- **THE TASK**
Search the data below for the word "Editor" and copy each line that holds it.
#### GIVEN INFORMATION
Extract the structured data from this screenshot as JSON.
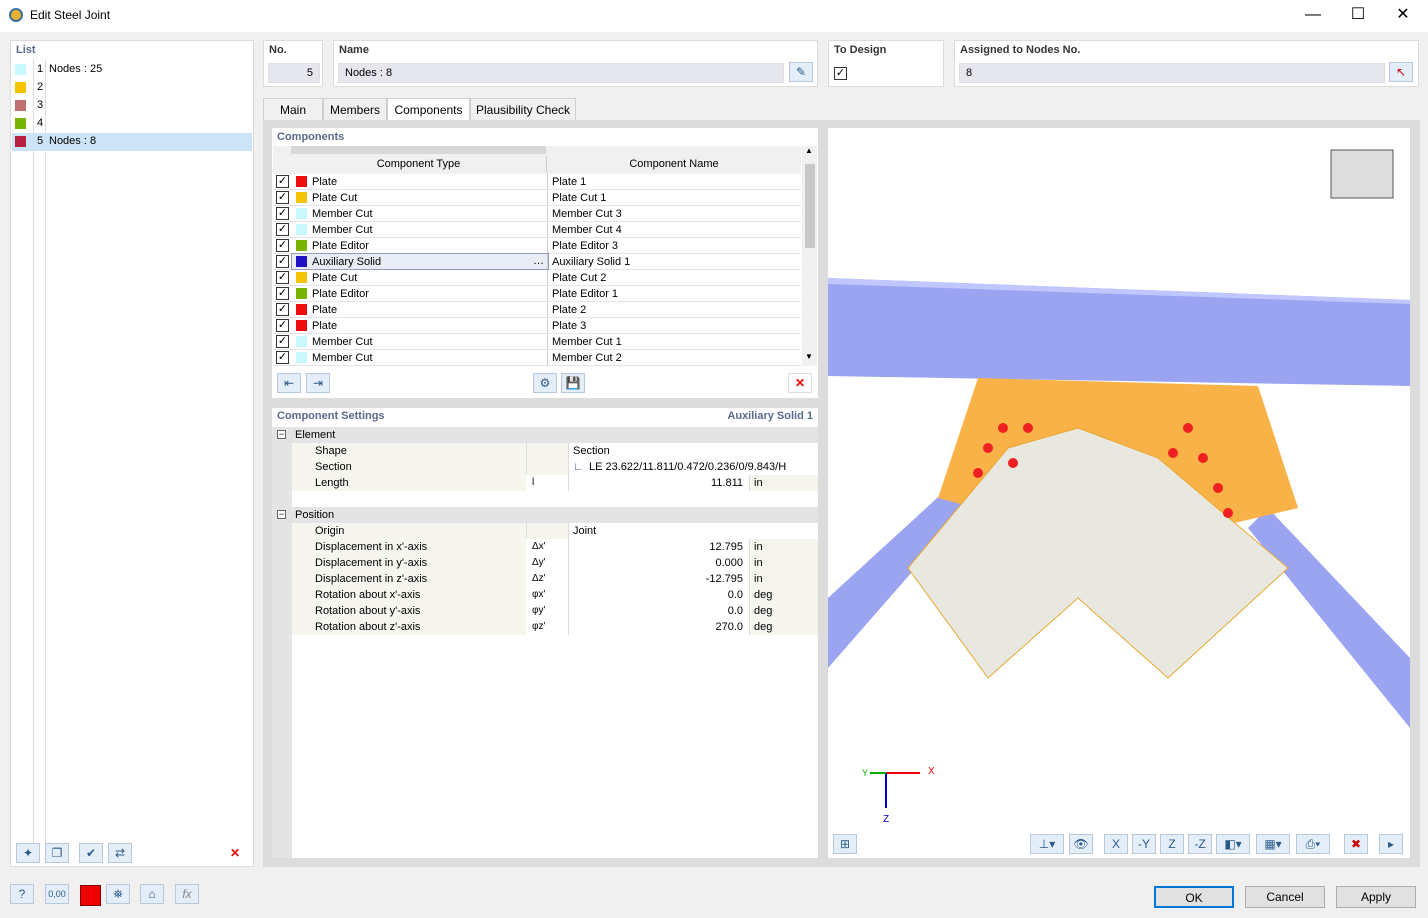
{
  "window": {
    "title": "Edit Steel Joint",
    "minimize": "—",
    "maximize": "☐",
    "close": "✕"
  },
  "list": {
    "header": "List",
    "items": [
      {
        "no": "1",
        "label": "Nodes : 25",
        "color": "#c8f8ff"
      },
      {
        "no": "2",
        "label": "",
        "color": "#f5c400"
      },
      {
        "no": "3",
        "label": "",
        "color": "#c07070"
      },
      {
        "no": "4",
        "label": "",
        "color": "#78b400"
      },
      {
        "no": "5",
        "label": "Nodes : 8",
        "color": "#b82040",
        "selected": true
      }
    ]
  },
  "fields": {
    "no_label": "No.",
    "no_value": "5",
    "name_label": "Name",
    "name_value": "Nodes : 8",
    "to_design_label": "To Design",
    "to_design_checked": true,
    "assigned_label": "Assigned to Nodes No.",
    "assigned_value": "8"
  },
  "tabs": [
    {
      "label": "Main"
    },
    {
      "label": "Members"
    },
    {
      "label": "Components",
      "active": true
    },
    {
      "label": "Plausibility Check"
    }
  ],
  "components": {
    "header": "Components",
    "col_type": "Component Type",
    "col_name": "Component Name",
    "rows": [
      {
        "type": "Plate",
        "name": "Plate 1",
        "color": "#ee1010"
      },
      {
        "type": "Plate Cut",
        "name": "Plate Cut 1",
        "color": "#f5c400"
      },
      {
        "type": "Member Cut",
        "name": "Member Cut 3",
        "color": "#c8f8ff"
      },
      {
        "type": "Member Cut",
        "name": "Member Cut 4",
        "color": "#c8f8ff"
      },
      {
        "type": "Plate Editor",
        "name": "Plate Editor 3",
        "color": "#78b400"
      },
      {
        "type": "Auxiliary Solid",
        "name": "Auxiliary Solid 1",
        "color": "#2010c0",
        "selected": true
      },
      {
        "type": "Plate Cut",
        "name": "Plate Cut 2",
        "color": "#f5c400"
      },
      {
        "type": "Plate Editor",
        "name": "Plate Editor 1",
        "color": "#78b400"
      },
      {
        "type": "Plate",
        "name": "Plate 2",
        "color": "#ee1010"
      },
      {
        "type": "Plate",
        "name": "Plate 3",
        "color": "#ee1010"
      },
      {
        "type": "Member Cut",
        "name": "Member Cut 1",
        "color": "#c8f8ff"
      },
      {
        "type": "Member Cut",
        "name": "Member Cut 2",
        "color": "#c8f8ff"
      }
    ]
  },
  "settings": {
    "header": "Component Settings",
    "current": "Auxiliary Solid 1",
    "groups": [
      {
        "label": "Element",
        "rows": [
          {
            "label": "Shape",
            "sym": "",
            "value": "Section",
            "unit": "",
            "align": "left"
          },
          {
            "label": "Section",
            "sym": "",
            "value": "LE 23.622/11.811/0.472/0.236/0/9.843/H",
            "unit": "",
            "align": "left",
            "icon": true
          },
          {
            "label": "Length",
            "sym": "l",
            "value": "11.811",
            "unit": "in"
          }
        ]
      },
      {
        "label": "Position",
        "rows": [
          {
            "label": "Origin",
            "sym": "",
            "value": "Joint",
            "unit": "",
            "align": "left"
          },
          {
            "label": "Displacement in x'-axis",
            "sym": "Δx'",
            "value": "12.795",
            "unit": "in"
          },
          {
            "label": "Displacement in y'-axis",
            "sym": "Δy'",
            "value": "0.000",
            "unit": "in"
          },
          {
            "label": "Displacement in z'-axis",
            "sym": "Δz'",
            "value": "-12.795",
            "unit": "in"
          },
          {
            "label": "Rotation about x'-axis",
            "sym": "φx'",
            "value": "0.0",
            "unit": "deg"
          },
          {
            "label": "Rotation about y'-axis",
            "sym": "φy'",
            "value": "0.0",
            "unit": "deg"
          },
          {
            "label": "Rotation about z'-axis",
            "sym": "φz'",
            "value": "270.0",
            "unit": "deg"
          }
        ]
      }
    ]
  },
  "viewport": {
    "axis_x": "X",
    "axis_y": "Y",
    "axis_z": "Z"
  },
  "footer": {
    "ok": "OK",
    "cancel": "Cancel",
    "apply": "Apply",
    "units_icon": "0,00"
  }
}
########
- **WRITTEN ANSWER**
        "type": "Plate Editor",
        "name": "Plate Editor 3",
        "type": "Plate Editor",
        "name": "Plate Editor 1",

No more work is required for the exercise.